If you or someone you know is suffering from substance abuse, it is critical that you seek treatment from a medical professional or a substance abuse treatment program.
Does nitrous oxide show on drug test
Nitrous oxide (N2O) is not commonly detected in standard drug tests, which are intended to detect common illicit drugs such as marijuana, cocaine, amphetamines, opioids, and benzodiazepines.
However, if someone is suspected of having recently used or abused nitrous oxide, specific tests can be performed to detect the presence of the gas in their system. These tests could include blood or urine tests, as well as breath analysis.
How long does nitrous oxide stay in your body?
When nitrous oxide is inhaled, it is quickly absorbed into the bloodstream through the lungs and then expelled from the body.
Nitrous oxide has a half-life of about 5 minutes in the body, which means that half of the inhaled gas is eliminated in that time. This means that nitrous oxide’s effects usually wear off within a few minutes of stopping inhalation.
However, nitrous oxide may accumulate in the body and take longer to clear in cases of prolonged or repeated exposure, such as with chronic use or abuse.
Does nitrous oxide show up in hair tests?
Hair drug tests examine a sample of hair for traces of drug metabolites, which can remain in the hair for up to 90 days after drug use. However, because nitrous oxide is a gas that the body does not metabolize, it leaves no detectable trace in the hair.
Can nitrous oxide kill you?
Yes, nitrous oxide (N2O) can be lethal if abused. While nitrous oxide is a relatively safe anesthetic when used in controlled medical settings, inhaling the gas recreationally can be dangerous, even fatal.
Direct inhalation of nitrous oxide from compressed gas cylinders or “whippets” can result in a rapid and profound decrease in oxygen supply to the brain and other organs, resulting in hypoxia (lack of oxygen) and potentially fatal consequences such as cardiac arrest, seizures, and coma.
Nitrous oxide abuse poses a particularly high risk of death when inhaled in an enclosed space or in combination with other drugs or alcohol.
Can nitrous oxide cause brain damage?
Prolonged or repeated nitrous oxide (N2O) exposure has the potential to cause brain damage, especially if it results in hypoxia (lack of oxygen) in the brain.
Nitrous oxide can disrupt the normal functioning of the nervous system by interfering with signal transmission between nerve cells.
While the risks of brain damage from nitrous oxide use are generally low in people who use it infrequently and in small amounts, long-term or heavy use can increase the risk of serious neurological complications.
Nitrous oxide should only be used under appropriate medical supervision and in accordance with recommended guidelines.

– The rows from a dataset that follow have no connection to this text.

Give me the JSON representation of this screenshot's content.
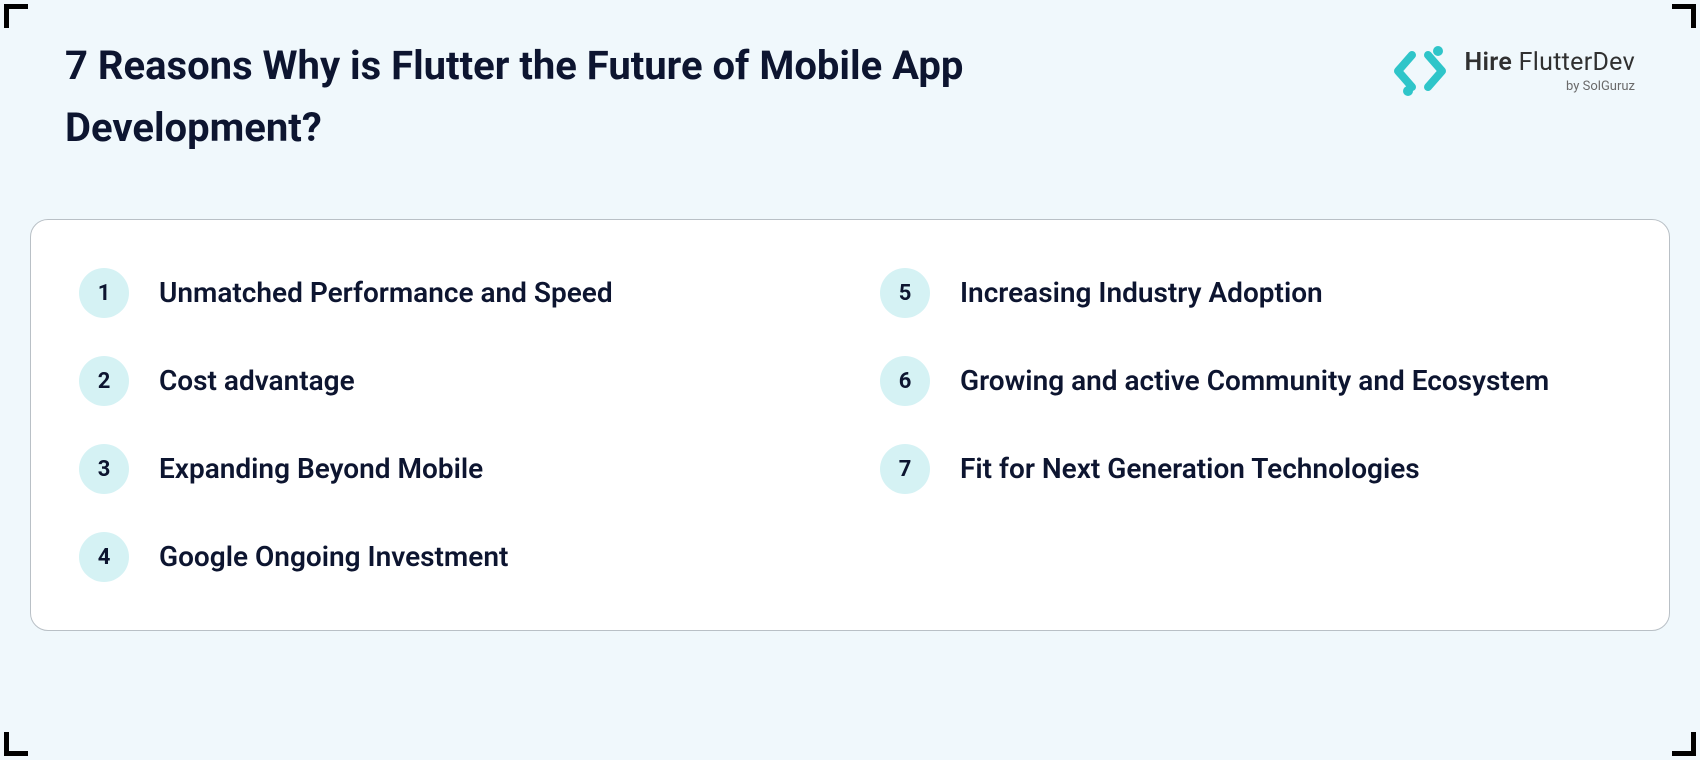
{
  "title": "7 Reasons Why is Flutter the Future of Mobile App Development?",
  "logo": {
    "brand_bold": "Hire",
    "brand_rest": " FlutterDev",
    "sub": "by SolGuruz"
  },
  "reasons_left": [
    {
      "n": "1",
      "text": "Unmatched Performance and Speed"
    },
    {
      "n": "2",
      "text": "Cost advantage"
    },
    {
      "n": "3",
      "text": "Expanding Beyond Mobile"
    },
    {
      "n": "4",
      "text": "Google Ongoing Investment"
    }
  ],
  "reasons_right": [
    {
      "n": "5",
      "text": "Increasing Industry Adoption"
    },
    {
      "n": "6",
      "text": "Growing and active Community and Ecosystem"
    },
    {
      "n": "7",
      "text": "Fit for Next Generation Technologies"
    }
  ]
}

There are risks to N2O consumption. It is important to use nitrous oxide under appropriate medical supervision and in accordance with recommended guidelines.
Last Updated on May 2, 2023 by Our Editorial Team